Bassis, JN, Fricker HA, Coleman R, Bock Y, Behrens J, Darnell D, Okal M, Minster JB.  2007.  Seismicity and deformation associated with ice-shelf rift propagation. Journal of Glaciology. 53:523-536.   10.3189/002214307784409207   AbstractWebsite

Previous observations have shown that rift propagation on the Amery Ice Shelf (AIS), East Antarctica, is episodic, occurring in bursts of several hours with typical recurrence times of several weeks. Propagation events were deduced from seismic swarms (detected with seismometers) concurrent with rapid rift widening (detected with GPS receivers). In this study, we extend these results by deploying seismometers and GPS receivers in a dense network around the tip of a propagating rift on the AIS over three field seasons (2002/03, 2004/05 and 2005/06). The pattern of seismic event locations shows that icequakes cluster along the rift axis, extending several kilometers back from where the rift tip was visible in the field. Patterns of icequake event locations also appear aligned with the ice-shelf flow direction, along transverse-to-rift crevasses. However, we found some key differences in the seismicity between field seasons. Both the number of swarms and the number of events within each swarm decreased during the final field season. The timing of the slowdown closely corresponds to the rift tip entering a suture zone, formed where two ice streams merge upstream. Beneath the suture zone lies a thick band of marine ice. We propose two hypotheses for the observed slowdown: (1) defects within the ice in the suture zone cause a reduction in stress concentration ahead of the rift tip; (2) increased marine ice thickness in the rift path slows propagation. We show that the size-frequency distribution of icequakes approximately follows a power law, similar to the well-known Gutenberg-Richter law for earthquakes. However, large icequakes are not preceded by foreshocks nor are they followed by aftershocks. Thus rift-related seismicity differs from the classic foreshock and aftershock distribution that is characteristic of large earth quakes.

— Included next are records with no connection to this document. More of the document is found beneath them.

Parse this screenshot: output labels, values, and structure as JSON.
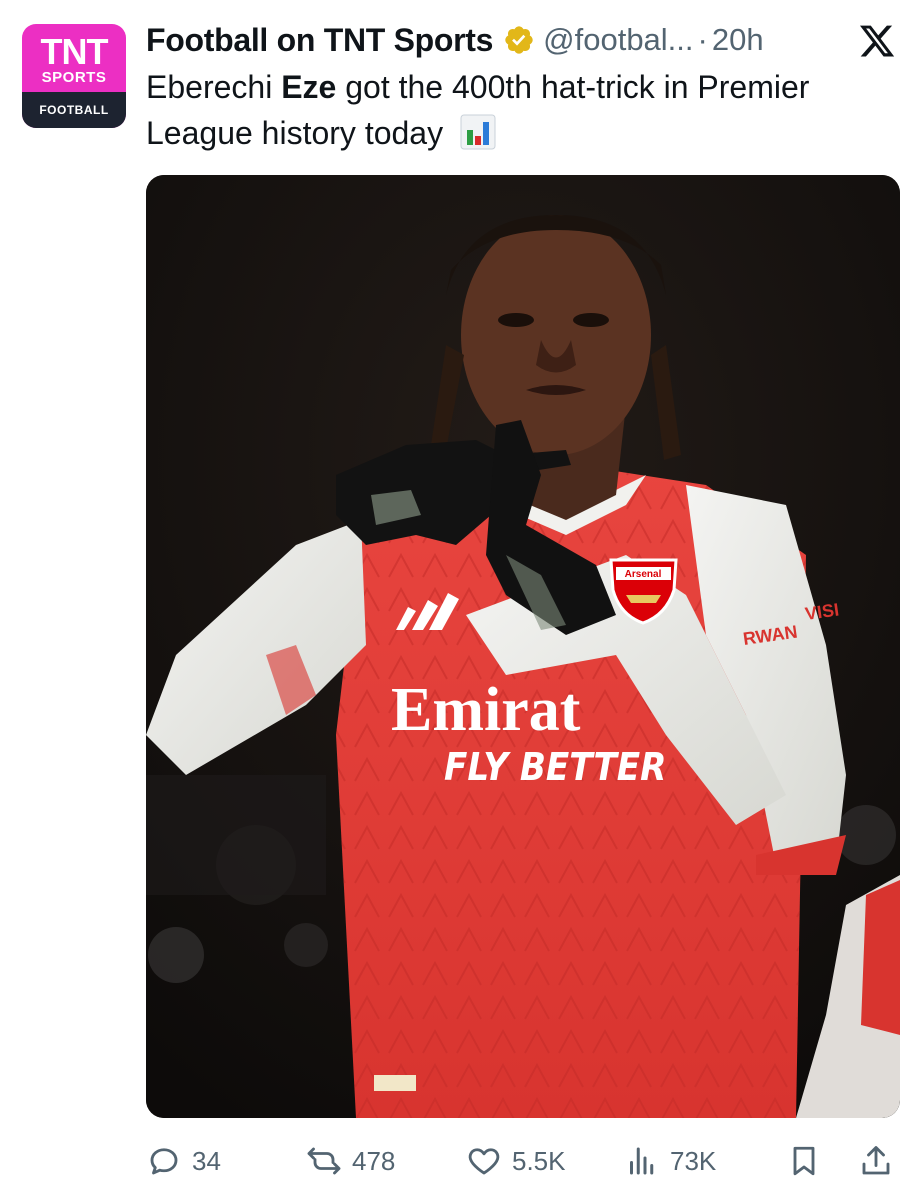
{
  "account": {
    "avatar_text": "TNT",
    "avatar_subtext": "SPORTS",
    "avatar_band": "FOOTBALL",
    "display_name": "Football on TNT Sports",
    "handle": "@footbal...",
    "separator": "·",
    "time": "20h"
  },
  "tweet": {
    "text_before": "Eberechi ",
    "text_bold": "Eze",
    "text_after": " got the 400th hat-trick in Premier League history today"
  },
  "media": {
    "shirt_sponsor": "Emirates",
    "shirt_sponsor_visible": "Emirat",
    "shirt_tagline": "FLY BETTER",
    "badge_text": "Arsenal",
    "sleeve_sponsor_line1": "VISI",
    "sleeve_sponsor_line2": "RWAN"
  },
  "actions": {
    "replies": "34",
    "reposts": "478",
    "likes": "5.5K",
    "views": "73K"
  },
  "colors": {
    "brand_pink": "#ec2fc3",
    "verified_gold": "#e2b719",
    "text_secondary": "#536471",
    "shirt_red": "#e23b3b"
  }
}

Fricker, HA, Hyland G, Coleman R, Young NW.  2000.  Digital elevation models for the Lambert Glacier-Amery Ice Shelf system, East Antarctica, from ERS-1 satellite radar altimetry. Journal of Glaciology. 46:553-560.   10.3189/172756500781832639   AbstractWebsite

The Lambert Glacier-Amery Ice Shelf system is a major component of the East Antarctic ice sheet. This paper presents two digital elevation models (DEMs) that have been generated for the Lambert-Amery system from validated European Remote-sensing Satellite (ERS-1) radar altimeter waveform data. The first DEM covers the Amery Ice Shelf only, and was produced using kriging on a 1 km grid. The second is a coarser (5 km) DEM of the entire Lambert-Amery system, generated via simple averaging procedures. The DEMs provide unprecedented surface elevation information for the Lambert-Amery system and allow new insight into the glaciology of the region.